A geek understands math, science, engineering and I’m quite certain, much more than I do about anything technical. Unlike me, they may not fully comprehend how to make someone laugh, but that’s what I’m here for. I suppose there are funny geeks, but for the most part that is not a prerequisite for being considered one. I further suppose there are some who would consider me a funny geek, but they are wrong. So please don’t ask me to tell you a joke about why if we could travel as fast as light we would never get old. Actually, I’m not even sure that’s true, I need to ask one of my geek friends and I’ll get back to you.
I believe I may belong to a sub-culture known as a geeky geek (GG for short). I wish that being a GG was fashionable. For the most part it’s just frustrating. Being a GG means that your kids roll their eyes when you try to sound like you know what you’re talking about. Being a GG means when you order at Starbucks they roll their eyes because they have no idea what you are talking about. If you are rolling your eyes right now – stop it!
Why, you ask, am I talking about geeks during Breast Cancer Awareness Month? I’ll tell you why. Because I’d be willing to bet when the cures are found – when the world changes – it will be because a geek figured it out. Granted, Ryan Gosling may play the part in the movie, but the people who do the work and put an end to this horrible disease will most certainly have done well in the aforementioned scientific or mathematical pursuits. If they happen to be wearing thick black-rimmed glasses and pocket protectors, God bless them!
So, in addition to Breast Cancer Awareness Month I am proclaiming October as Hug a Geek Month. That’s right. Hug a Geek Month. Nearly every family has one, and if you don’t, most families would be willing to loan you theirs for such a worthy cause.

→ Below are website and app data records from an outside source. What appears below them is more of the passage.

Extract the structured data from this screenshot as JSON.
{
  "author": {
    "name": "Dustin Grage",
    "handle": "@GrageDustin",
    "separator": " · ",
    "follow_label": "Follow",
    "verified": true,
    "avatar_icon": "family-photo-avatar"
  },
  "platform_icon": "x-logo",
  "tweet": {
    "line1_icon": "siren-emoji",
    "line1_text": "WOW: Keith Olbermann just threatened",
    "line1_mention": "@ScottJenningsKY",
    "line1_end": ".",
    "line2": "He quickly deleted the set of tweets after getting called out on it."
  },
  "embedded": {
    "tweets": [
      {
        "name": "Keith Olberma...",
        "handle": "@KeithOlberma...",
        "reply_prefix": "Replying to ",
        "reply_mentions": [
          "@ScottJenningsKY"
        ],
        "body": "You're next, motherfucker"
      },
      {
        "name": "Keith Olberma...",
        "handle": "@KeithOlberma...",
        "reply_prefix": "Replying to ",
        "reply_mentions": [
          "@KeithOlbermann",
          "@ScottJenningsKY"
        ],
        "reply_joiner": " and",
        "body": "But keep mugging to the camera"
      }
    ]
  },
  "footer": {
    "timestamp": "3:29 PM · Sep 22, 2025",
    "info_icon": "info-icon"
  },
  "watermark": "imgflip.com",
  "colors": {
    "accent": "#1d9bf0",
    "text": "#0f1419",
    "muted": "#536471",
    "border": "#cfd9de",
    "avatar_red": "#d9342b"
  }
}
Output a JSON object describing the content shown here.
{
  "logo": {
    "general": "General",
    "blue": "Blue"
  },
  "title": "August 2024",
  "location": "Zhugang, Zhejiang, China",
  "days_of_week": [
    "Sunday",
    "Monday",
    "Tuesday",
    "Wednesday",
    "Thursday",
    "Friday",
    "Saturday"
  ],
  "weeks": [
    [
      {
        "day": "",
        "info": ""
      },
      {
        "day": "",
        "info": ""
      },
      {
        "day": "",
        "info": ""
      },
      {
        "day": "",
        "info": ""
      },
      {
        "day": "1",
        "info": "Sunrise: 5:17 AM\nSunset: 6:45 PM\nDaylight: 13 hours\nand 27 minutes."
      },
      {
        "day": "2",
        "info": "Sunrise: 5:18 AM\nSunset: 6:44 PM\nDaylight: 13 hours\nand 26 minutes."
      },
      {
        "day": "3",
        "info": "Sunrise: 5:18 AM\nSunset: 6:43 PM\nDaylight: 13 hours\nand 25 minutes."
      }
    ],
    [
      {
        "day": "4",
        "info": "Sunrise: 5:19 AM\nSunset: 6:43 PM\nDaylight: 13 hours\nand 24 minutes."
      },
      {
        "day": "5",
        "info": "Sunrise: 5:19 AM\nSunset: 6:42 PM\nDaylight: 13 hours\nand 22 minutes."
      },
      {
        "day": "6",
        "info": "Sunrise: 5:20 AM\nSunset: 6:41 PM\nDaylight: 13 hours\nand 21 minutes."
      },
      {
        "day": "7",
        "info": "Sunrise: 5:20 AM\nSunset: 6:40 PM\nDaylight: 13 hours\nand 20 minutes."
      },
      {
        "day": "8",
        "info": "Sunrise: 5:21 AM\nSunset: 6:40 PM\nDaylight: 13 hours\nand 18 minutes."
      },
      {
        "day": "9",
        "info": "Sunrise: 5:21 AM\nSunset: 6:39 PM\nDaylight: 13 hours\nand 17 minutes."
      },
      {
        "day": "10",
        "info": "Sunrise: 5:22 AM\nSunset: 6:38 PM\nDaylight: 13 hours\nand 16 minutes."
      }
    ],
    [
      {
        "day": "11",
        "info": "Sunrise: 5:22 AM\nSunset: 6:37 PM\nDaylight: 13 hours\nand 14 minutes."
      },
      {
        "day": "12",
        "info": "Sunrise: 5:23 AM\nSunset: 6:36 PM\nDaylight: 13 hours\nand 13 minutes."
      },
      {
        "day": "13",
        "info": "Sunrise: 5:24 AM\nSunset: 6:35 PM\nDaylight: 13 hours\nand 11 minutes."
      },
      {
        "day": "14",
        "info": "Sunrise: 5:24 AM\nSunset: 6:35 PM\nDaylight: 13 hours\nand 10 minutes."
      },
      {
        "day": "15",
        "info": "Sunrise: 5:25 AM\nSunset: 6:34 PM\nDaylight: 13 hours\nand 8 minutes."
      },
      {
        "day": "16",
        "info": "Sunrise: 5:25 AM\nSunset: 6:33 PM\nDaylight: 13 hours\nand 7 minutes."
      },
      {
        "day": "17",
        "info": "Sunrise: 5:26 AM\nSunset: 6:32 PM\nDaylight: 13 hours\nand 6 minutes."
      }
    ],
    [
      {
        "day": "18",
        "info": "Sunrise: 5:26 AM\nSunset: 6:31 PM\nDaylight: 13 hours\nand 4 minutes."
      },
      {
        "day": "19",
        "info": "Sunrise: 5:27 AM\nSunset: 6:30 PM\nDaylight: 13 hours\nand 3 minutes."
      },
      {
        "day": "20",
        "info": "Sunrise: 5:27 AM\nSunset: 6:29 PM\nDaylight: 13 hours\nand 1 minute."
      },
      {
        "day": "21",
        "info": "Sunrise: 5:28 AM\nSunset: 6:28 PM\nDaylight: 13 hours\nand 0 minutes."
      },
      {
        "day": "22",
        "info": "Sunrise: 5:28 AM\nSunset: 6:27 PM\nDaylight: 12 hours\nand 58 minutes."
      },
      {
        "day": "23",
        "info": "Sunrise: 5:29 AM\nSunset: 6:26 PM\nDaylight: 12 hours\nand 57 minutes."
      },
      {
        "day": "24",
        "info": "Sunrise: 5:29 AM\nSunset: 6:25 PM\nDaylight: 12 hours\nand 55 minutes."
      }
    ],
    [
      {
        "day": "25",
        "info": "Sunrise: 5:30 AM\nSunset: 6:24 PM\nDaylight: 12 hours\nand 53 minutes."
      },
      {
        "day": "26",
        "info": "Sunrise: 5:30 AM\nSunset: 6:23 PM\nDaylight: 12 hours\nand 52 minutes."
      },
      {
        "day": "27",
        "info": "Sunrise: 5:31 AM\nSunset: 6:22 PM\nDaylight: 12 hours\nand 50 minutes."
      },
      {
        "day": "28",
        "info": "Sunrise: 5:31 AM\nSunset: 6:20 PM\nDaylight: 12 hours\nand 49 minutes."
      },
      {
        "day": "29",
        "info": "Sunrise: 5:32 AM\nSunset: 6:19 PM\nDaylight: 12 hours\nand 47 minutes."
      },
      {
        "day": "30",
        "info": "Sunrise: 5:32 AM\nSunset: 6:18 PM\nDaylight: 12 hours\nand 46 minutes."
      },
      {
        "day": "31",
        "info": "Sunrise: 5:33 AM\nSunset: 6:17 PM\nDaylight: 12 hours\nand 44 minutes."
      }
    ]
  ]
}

Go on, you know you want to do it. And don’t worry, it won’t make you a geek – a nerd maybe – but not a geek![Ed. note This piece was submitted prior to Oct. 5, 2011, but we would be remiss not to acknowledge one of the geeks who changed the world, and his good advice: “Your time is limited, so don’t waste it living someone else’s life. Don’t be trapped by dogma – which is living with the results of other people’s thinking. Don’t let the noise of other’s opinions drown out your own inner voice. And most important, have the courage to follow your heart and intuition. They somehow already know what you truly want to become. Everything else is secondary.”